Please work out how many lines in the entries below include the string "data", and reply with the number alone.
----
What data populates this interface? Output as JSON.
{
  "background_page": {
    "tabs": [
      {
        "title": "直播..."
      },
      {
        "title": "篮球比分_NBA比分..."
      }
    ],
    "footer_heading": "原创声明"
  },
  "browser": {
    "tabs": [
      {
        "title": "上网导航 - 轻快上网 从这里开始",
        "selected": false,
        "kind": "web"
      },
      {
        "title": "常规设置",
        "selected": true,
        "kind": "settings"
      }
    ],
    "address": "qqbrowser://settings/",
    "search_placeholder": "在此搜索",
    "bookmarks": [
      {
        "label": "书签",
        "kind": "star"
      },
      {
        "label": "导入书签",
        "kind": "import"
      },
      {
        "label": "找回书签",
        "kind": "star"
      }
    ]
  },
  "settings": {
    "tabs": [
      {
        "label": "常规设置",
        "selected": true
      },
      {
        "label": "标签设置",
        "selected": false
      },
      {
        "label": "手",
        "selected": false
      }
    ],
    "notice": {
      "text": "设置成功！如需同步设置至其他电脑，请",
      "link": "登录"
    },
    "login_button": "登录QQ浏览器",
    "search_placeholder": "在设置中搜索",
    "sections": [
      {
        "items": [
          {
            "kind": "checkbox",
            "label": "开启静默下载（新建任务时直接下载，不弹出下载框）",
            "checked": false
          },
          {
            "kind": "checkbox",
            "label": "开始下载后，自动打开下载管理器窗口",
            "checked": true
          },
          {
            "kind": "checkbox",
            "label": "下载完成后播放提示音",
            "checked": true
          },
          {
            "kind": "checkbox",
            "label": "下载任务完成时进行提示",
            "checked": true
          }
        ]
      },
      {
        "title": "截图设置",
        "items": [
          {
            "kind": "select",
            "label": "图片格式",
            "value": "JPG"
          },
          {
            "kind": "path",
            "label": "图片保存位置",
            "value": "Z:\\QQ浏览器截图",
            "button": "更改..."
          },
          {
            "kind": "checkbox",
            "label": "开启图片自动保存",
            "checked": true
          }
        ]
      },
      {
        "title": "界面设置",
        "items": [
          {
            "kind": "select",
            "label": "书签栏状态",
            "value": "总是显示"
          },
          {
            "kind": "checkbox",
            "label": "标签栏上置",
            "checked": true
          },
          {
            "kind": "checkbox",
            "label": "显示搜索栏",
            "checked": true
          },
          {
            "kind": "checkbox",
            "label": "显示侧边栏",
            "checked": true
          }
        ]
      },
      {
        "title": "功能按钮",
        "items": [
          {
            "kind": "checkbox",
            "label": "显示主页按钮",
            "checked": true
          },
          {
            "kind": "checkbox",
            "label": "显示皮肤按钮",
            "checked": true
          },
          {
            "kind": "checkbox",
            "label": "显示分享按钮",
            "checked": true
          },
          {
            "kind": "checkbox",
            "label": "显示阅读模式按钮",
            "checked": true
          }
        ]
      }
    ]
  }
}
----
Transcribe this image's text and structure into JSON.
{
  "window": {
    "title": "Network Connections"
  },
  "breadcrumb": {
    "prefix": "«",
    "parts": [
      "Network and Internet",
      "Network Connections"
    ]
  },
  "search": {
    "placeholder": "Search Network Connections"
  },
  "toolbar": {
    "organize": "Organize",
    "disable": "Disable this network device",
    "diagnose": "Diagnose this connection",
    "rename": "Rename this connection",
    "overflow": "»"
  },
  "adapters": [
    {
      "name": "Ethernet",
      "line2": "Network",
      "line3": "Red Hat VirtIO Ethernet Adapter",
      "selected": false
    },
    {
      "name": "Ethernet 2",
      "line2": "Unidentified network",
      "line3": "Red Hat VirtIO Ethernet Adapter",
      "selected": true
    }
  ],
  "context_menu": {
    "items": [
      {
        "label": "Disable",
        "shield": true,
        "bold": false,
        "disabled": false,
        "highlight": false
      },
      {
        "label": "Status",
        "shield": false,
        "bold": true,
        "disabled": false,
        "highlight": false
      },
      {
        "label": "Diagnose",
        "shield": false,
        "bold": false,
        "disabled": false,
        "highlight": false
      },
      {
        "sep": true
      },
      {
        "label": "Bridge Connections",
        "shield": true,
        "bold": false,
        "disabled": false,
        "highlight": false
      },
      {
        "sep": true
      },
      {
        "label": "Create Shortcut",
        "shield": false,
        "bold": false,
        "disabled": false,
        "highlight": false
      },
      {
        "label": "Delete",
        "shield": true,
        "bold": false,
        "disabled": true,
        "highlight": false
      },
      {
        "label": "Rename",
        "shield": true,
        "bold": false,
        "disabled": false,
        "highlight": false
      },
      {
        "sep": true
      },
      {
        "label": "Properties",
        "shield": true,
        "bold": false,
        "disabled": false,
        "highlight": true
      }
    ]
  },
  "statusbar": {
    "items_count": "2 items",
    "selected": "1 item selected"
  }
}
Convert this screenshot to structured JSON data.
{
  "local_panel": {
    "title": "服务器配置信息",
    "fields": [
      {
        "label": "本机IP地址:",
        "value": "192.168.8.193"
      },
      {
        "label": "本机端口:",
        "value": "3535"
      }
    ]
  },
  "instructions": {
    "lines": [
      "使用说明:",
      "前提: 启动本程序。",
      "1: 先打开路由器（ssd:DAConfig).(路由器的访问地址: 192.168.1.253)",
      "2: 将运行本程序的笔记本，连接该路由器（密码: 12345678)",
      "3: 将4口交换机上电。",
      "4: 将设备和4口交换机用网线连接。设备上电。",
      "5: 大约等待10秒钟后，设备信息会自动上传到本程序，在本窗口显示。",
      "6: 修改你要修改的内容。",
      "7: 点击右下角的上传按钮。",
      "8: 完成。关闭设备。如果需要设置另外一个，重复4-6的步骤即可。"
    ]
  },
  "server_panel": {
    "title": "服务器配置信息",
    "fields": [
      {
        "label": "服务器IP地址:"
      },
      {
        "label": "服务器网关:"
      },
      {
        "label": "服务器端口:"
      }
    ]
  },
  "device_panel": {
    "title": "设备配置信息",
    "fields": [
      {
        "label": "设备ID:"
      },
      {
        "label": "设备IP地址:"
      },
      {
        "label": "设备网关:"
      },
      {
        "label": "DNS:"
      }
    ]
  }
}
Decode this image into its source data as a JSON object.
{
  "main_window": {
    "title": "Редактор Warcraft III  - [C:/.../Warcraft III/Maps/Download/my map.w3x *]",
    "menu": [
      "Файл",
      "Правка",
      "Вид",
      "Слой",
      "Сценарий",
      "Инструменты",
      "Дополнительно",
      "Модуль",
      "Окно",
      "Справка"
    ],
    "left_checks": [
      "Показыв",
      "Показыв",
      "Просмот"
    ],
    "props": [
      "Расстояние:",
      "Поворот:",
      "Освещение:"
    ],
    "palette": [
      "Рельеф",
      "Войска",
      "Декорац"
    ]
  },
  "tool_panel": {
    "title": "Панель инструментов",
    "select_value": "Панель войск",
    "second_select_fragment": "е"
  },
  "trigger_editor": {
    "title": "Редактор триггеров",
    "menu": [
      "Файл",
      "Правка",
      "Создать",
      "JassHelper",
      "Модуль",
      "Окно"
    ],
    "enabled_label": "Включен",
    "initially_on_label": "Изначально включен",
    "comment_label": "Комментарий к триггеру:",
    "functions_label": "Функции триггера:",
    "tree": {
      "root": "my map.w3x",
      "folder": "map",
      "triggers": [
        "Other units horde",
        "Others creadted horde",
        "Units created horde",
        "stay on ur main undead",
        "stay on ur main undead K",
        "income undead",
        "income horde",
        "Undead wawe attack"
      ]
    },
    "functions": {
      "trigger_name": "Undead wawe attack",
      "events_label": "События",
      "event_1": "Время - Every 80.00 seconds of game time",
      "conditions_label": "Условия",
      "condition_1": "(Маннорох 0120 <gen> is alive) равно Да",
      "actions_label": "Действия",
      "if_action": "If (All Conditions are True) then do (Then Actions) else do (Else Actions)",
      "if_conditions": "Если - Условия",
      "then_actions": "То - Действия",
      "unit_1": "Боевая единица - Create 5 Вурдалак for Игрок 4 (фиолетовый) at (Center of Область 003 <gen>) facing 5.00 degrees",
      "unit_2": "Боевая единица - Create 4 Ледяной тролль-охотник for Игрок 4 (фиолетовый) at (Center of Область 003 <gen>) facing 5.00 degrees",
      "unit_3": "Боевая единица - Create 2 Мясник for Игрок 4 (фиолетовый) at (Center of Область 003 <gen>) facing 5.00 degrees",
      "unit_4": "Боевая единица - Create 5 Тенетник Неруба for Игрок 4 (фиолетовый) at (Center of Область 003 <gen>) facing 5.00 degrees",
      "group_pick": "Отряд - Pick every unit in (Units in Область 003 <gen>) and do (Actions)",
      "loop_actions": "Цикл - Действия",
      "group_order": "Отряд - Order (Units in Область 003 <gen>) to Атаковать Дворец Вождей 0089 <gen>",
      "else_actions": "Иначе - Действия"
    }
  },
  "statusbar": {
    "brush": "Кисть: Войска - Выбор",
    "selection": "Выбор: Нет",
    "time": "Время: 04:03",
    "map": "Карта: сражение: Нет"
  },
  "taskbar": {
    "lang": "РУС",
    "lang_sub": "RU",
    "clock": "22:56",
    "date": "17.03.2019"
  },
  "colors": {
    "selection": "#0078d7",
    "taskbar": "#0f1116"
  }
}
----
Task response:
3